Dataset records =>
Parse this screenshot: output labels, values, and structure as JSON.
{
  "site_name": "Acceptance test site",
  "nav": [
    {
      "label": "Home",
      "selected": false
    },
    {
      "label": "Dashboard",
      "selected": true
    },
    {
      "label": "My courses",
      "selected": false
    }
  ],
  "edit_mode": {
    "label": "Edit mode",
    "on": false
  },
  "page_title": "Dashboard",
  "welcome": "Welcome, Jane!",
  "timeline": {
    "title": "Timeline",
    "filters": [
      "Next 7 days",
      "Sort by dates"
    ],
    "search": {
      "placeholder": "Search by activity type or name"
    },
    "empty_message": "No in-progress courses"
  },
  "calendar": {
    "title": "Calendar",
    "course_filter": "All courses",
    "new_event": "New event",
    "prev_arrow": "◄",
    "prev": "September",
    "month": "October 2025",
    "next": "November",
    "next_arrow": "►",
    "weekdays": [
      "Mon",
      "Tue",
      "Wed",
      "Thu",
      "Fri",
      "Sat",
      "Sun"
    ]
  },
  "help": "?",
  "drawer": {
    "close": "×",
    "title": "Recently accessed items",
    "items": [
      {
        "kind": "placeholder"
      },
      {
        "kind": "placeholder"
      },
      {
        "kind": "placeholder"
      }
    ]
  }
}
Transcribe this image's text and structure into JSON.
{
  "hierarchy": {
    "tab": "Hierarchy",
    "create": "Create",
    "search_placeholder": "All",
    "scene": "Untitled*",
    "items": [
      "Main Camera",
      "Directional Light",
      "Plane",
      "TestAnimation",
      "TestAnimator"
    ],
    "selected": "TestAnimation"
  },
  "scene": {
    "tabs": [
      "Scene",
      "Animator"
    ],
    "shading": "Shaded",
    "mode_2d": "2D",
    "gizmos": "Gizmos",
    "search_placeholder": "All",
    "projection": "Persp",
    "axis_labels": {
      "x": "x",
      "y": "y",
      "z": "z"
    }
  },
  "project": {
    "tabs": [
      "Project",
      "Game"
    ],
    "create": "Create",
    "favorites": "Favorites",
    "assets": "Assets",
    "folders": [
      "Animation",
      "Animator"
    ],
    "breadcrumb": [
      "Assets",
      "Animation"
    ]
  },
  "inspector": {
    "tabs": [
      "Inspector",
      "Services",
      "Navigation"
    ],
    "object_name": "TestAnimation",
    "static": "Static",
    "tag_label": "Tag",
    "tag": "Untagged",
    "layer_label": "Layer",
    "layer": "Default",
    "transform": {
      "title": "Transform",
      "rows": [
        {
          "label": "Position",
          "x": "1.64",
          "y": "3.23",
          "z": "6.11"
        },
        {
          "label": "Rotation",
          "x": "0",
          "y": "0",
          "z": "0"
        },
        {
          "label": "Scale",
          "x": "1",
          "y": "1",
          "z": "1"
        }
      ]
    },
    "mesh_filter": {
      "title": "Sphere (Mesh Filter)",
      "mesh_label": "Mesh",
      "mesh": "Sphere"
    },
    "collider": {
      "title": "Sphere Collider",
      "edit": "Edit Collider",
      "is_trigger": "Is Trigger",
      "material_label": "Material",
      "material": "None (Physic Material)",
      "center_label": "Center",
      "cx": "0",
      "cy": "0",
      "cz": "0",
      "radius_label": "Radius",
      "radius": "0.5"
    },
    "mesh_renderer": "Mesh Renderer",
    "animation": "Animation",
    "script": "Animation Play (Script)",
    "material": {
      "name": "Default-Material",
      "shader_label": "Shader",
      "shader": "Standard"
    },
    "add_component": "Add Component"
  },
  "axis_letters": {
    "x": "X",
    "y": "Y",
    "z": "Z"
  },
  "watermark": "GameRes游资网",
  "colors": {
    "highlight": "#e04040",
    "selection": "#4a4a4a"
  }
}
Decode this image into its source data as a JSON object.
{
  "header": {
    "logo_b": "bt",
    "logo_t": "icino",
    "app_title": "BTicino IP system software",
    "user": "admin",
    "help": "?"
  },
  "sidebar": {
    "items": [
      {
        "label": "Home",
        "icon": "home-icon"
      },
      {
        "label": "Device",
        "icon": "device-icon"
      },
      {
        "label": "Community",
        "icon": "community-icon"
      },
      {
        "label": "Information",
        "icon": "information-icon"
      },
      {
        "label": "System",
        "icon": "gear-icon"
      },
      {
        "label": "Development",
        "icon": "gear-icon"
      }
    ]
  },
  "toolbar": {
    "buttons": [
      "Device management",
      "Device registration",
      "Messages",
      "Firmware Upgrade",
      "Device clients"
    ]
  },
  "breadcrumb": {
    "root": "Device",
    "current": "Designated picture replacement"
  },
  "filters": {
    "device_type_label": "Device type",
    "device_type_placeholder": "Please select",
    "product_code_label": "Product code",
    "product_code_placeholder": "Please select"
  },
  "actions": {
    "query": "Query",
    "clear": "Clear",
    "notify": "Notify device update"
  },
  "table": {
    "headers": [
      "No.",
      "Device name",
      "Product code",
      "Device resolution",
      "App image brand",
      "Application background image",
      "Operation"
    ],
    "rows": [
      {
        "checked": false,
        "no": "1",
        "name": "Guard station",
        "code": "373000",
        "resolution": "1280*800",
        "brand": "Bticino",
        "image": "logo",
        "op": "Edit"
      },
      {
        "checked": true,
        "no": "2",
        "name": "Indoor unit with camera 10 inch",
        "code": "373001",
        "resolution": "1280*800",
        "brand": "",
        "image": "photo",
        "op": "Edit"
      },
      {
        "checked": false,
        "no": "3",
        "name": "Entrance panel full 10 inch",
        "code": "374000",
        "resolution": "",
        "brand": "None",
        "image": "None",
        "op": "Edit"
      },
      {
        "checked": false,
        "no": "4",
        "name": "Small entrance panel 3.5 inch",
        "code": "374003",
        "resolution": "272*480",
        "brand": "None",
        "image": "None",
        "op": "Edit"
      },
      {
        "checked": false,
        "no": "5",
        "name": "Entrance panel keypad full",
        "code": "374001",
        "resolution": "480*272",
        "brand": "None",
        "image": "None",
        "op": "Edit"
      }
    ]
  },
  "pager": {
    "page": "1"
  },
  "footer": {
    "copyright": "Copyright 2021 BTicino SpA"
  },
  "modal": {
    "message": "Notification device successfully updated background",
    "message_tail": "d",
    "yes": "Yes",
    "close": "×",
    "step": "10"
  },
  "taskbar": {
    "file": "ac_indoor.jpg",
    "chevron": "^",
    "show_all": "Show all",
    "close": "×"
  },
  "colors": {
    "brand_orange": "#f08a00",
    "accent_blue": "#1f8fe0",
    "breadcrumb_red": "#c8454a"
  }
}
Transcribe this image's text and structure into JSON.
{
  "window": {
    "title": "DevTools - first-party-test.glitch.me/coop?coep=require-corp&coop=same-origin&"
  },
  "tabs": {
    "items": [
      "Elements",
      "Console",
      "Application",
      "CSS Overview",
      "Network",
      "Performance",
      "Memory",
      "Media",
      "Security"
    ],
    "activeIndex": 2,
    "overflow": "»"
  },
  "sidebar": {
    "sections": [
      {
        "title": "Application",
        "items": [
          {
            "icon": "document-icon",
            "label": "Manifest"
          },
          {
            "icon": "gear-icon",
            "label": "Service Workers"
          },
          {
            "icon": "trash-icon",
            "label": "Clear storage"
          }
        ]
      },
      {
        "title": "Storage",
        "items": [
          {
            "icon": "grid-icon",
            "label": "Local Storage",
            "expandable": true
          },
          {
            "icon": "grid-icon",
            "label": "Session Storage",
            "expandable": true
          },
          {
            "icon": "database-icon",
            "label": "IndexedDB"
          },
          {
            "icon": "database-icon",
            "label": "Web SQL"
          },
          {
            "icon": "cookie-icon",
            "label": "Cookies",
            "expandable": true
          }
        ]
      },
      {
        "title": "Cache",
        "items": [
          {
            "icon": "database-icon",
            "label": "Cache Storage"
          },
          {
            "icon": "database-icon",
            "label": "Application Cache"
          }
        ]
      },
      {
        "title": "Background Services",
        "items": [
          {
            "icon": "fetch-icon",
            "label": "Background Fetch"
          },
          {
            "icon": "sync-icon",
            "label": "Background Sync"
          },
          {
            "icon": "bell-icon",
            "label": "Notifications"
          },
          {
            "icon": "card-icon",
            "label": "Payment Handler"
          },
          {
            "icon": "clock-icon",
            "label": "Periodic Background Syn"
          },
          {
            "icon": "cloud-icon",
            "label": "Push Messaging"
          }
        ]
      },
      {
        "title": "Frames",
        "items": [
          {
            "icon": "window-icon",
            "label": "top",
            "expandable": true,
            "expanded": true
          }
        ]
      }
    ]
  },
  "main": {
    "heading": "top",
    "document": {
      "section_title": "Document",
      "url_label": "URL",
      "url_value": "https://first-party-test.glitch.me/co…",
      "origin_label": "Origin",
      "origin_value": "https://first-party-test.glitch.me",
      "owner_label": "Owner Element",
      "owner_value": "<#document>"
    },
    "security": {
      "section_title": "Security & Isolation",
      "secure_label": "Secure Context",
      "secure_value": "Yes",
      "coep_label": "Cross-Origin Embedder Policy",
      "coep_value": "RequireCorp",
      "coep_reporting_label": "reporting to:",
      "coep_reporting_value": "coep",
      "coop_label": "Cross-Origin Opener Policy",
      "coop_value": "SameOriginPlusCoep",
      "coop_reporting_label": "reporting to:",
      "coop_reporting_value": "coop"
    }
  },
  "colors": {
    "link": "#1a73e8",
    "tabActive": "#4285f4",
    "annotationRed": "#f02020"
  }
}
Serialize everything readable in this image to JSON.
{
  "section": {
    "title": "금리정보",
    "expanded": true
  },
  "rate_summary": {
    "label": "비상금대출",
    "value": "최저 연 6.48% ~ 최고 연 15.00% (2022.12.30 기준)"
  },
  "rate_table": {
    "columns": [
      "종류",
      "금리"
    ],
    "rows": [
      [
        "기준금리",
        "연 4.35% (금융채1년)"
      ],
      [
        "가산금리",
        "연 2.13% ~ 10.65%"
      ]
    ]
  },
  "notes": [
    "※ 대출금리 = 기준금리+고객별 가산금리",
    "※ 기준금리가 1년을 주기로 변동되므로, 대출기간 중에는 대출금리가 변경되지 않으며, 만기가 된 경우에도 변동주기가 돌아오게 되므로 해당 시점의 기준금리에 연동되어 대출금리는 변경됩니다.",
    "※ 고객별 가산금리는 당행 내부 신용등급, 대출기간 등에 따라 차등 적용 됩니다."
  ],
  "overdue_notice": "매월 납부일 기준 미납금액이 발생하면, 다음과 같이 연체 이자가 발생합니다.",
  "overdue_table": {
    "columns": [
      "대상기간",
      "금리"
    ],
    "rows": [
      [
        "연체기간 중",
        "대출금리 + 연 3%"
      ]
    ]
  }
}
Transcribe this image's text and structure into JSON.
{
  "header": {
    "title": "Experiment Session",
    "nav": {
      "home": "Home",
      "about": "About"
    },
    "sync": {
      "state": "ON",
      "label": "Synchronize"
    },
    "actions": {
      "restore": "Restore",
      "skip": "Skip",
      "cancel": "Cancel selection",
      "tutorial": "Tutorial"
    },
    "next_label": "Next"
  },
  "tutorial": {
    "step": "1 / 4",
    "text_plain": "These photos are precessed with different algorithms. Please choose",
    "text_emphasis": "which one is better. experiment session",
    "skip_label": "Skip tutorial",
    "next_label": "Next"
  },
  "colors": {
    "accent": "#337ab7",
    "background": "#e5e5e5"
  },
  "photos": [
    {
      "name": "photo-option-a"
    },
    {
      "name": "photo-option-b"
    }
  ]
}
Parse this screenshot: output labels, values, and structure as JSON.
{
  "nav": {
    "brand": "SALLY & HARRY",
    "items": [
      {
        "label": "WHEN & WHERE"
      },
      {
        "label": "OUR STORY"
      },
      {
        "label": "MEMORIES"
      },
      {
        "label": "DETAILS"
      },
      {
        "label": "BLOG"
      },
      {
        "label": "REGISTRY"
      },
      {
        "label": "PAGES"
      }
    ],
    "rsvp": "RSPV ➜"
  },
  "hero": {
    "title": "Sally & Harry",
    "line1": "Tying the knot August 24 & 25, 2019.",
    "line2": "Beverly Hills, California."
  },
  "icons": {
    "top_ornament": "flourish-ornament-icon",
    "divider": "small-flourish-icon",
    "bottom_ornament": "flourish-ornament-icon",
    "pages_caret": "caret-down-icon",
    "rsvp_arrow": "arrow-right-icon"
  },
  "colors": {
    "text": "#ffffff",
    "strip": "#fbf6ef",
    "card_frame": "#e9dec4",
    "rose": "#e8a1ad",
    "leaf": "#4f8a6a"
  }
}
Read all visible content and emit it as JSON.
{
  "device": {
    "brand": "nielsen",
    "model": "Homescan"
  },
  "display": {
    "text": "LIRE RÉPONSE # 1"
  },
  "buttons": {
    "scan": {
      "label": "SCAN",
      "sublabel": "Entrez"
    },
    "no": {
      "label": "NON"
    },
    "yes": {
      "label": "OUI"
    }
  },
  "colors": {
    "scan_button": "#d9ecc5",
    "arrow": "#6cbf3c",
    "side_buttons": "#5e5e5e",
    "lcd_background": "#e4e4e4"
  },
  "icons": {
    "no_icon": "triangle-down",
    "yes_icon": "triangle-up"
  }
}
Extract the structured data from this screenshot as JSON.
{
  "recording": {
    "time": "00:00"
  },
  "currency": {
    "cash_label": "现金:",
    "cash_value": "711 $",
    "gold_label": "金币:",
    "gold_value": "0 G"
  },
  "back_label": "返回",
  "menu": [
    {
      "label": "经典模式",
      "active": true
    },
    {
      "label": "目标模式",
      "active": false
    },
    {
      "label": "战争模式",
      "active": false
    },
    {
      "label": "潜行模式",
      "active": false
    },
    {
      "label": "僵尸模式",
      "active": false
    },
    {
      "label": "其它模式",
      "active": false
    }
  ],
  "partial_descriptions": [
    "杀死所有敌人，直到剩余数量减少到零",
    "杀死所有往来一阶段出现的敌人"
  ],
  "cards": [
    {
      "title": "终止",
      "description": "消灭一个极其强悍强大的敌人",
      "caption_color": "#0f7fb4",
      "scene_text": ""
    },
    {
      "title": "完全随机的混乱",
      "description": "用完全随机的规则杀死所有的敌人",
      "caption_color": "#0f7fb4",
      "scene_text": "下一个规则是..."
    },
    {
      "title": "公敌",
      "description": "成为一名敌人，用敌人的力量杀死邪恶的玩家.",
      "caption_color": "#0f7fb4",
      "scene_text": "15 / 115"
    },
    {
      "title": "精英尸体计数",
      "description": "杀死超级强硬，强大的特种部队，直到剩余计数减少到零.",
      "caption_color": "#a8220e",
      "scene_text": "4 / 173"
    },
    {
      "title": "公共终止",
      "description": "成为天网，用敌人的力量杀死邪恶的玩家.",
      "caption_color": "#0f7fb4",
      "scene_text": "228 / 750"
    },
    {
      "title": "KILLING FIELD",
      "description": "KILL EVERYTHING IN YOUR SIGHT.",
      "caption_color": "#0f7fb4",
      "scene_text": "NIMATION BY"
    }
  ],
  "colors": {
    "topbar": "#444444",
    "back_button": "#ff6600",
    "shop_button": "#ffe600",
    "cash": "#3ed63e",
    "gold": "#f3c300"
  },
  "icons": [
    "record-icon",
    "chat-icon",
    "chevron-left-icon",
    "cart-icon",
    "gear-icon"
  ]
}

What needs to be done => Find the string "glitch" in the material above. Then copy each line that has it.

Result =>
    "title": "DevTools - first-party-test.glitch.me/coop?coep=require-corp&coop=same-origin&"
      "url_value": "https://first-party-test.glitch.me/co…",
      "origin_value": "https://first-party-test.glitch.me",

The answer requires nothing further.